# [Activity]
If a line in the entries below includes "cause", show that line.

# [Data for processing]
◇ ◇ ◇
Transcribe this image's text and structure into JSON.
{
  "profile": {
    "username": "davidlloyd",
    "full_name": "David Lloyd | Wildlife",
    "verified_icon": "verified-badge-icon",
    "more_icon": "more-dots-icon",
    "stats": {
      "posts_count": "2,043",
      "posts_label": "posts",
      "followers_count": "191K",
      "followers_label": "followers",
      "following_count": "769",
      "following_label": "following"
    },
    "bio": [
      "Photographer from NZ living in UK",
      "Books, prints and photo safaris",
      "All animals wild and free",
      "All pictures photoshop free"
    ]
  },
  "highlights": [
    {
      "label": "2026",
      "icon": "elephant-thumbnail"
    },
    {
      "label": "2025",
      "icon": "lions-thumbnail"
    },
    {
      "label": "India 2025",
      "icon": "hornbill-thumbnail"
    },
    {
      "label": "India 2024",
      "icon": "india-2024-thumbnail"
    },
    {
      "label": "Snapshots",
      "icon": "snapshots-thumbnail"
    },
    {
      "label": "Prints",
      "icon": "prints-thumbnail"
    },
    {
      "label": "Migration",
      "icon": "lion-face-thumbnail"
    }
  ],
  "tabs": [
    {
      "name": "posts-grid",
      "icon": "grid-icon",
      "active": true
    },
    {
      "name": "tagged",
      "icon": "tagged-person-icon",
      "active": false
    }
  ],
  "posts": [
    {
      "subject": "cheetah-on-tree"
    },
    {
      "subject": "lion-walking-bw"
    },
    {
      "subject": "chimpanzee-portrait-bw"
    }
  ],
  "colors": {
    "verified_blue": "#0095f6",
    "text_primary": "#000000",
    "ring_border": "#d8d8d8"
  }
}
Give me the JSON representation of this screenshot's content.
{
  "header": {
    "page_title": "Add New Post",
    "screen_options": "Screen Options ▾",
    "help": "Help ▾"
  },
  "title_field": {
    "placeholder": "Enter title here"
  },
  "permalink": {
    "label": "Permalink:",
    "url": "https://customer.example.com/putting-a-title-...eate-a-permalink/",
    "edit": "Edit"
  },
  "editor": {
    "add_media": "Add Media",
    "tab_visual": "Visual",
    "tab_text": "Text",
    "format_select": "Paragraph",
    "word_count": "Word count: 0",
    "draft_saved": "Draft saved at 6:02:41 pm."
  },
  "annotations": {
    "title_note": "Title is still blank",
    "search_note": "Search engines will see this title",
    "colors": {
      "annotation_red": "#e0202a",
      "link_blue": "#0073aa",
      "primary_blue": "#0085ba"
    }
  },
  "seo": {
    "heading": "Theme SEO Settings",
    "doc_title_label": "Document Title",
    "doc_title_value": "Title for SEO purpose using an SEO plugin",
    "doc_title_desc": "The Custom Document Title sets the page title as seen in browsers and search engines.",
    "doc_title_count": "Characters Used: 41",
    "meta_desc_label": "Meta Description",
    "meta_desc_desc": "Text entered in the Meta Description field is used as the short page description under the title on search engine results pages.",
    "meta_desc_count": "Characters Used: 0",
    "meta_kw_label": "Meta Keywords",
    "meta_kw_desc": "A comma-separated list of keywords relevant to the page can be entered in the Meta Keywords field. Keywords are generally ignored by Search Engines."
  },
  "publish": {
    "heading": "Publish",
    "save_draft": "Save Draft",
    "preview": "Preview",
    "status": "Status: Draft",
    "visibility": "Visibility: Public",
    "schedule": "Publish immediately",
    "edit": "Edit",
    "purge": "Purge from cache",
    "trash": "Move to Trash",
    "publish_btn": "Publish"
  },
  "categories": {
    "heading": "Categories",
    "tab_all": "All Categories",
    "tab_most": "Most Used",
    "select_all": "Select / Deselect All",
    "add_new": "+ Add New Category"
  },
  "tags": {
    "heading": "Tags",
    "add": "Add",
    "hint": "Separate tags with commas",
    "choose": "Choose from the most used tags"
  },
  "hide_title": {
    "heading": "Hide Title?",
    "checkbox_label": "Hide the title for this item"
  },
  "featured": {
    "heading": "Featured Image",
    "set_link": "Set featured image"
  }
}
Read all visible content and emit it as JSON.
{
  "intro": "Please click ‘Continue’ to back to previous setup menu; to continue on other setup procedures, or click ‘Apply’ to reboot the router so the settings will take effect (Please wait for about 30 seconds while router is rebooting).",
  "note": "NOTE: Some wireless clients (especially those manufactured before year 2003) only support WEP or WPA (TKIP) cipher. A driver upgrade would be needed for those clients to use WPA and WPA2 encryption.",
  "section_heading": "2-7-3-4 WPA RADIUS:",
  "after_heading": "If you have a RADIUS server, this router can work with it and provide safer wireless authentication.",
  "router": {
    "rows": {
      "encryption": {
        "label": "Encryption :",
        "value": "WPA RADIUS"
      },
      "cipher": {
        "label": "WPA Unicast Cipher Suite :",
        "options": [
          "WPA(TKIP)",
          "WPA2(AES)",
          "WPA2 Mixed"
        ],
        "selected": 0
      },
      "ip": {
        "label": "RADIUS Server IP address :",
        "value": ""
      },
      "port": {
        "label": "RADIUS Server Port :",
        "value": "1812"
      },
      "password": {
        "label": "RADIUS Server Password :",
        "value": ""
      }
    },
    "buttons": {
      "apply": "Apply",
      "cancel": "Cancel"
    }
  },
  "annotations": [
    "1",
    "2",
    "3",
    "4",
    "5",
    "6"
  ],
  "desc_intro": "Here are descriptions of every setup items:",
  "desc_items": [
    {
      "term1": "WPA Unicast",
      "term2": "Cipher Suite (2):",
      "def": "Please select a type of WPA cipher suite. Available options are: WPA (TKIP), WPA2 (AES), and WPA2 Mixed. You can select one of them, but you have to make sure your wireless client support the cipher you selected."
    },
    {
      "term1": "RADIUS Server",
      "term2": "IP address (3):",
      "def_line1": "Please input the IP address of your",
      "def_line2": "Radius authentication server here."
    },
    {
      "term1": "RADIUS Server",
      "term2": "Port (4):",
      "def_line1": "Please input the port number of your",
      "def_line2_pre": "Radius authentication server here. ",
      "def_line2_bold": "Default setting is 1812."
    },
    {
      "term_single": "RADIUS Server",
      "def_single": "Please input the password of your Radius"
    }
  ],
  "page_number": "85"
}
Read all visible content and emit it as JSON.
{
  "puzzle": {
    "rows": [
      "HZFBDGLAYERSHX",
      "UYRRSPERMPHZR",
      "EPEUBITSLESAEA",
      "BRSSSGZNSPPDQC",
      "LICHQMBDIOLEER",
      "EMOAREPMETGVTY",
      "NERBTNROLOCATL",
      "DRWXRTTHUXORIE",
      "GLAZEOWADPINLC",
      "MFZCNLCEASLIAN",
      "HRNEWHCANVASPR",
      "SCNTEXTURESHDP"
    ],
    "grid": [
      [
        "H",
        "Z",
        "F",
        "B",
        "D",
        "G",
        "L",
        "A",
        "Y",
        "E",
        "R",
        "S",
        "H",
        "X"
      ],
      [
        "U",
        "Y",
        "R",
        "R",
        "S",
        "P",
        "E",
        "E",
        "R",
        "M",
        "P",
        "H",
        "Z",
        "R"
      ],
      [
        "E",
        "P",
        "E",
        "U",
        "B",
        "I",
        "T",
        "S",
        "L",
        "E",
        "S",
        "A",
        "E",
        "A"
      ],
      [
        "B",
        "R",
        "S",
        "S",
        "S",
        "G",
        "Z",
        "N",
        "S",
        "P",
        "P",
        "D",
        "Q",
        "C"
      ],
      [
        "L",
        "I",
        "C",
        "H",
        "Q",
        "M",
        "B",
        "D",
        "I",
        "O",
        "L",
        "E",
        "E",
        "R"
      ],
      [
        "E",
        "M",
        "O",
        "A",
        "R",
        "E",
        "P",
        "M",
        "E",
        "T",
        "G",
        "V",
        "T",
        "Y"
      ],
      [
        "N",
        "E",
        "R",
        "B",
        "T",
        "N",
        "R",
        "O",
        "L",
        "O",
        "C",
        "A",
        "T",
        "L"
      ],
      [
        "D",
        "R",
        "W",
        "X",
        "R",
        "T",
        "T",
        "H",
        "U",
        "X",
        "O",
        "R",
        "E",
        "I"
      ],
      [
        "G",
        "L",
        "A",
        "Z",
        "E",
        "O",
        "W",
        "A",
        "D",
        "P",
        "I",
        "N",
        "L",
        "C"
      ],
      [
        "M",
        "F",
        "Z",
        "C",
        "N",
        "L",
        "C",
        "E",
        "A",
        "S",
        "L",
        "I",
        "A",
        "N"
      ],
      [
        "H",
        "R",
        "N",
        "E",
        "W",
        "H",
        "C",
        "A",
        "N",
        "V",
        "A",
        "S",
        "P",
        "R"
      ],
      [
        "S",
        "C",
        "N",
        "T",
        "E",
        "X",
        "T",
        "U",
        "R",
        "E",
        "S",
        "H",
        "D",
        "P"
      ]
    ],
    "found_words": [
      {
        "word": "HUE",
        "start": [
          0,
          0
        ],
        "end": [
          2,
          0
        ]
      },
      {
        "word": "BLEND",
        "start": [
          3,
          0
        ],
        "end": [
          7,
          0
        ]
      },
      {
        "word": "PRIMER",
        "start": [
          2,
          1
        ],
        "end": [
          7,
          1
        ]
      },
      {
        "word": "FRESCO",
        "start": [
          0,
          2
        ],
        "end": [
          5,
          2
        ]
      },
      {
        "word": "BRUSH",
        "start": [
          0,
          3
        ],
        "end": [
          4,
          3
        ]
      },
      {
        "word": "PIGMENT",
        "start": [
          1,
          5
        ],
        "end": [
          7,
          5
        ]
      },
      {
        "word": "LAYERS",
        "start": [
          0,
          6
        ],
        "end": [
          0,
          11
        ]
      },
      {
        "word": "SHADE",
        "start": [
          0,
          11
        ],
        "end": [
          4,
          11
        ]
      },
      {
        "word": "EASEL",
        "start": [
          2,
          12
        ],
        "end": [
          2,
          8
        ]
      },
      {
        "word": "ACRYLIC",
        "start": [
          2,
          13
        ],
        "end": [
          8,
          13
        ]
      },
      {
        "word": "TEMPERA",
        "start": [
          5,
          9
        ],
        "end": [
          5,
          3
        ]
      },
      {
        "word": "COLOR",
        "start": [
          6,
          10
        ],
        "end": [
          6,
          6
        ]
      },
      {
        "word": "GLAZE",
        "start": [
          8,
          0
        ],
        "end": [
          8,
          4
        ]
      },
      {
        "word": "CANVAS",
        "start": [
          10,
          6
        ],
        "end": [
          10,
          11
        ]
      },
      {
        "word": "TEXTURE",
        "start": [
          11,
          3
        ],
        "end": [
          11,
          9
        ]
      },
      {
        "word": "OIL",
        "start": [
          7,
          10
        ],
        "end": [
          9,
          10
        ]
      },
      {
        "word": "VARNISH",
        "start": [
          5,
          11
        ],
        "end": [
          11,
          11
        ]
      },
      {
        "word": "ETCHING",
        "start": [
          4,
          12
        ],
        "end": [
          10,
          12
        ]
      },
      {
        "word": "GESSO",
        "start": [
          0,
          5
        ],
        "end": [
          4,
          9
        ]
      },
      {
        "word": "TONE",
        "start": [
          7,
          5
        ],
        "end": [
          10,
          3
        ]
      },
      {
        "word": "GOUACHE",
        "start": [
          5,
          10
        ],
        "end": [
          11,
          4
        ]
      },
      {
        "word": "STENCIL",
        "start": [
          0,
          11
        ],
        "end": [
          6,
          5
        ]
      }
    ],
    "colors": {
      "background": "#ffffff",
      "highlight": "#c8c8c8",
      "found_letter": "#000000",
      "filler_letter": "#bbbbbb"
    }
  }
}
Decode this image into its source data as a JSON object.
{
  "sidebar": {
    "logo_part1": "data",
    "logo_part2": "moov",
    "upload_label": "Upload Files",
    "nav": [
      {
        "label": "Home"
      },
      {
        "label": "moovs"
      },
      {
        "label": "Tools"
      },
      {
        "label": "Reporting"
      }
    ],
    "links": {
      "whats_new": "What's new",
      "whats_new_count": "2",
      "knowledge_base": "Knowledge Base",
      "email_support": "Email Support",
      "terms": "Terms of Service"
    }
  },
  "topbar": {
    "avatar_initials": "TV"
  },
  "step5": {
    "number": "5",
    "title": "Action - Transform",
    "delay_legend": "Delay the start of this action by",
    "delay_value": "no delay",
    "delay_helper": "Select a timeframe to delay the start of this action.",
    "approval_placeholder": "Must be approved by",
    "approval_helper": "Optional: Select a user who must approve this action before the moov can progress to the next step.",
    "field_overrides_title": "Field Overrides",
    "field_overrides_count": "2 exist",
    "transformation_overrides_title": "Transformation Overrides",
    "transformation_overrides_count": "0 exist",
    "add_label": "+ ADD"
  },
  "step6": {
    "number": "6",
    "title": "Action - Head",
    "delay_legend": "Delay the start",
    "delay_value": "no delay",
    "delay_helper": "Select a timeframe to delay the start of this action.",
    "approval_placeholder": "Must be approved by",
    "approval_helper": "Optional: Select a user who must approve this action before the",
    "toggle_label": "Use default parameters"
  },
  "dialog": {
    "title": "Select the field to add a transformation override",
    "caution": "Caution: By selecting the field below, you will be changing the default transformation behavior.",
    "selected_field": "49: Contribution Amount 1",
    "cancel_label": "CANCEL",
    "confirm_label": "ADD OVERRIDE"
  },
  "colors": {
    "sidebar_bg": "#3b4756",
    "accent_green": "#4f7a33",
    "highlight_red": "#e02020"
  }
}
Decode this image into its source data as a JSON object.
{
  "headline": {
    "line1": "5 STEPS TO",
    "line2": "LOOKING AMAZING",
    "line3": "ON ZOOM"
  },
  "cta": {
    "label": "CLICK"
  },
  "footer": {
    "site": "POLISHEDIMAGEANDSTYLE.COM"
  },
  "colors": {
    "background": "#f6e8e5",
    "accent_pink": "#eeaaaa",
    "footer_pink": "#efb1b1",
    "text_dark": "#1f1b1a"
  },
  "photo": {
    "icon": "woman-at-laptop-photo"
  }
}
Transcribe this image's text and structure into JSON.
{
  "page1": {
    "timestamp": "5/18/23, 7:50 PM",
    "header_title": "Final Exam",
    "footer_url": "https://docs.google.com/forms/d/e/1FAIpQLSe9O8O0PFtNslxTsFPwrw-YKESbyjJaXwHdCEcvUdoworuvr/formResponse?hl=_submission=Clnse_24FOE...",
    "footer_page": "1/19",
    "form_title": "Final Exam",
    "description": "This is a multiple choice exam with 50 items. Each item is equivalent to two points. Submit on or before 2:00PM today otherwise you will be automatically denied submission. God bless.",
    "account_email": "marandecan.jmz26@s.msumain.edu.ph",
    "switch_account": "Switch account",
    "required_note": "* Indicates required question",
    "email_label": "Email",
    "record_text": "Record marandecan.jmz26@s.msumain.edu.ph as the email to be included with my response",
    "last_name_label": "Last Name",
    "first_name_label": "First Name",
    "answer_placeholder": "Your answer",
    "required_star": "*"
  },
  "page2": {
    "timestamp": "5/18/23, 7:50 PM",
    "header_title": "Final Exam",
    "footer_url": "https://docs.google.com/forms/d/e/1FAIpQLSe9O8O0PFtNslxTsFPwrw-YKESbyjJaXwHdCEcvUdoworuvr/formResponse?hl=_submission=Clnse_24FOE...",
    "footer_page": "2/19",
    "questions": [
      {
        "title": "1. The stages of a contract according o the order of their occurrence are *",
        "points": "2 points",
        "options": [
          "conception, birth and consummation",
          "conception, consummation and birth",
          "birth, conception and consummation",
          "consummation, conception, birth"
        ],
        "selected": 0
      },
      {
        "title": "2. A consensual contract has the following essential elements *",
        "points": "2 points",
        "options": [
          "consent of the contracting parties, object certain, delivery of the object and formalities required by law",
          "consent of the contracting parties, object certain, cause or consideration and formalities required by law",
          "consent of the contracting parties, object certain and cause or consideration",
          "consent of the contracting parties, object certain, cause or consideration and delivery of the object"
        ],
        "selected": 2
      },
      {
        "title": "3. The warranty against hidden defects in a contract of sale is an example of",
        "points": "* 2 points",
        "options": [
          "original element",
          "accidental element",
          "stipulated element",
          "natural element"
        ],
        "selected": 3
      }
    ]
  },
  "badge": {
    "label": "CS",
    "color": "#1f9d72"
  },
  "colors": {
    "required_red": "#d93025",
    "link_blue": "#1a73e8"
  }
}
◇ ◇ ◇
# [Task answer]
          "consent of the contracting parties, object certain, cause or consideration and formalities required by law",
          "consent of the contracting parties, object certain and cause or consideration",
          "consent of the contracting parties, object certain, cause or consideration and delivery of the object"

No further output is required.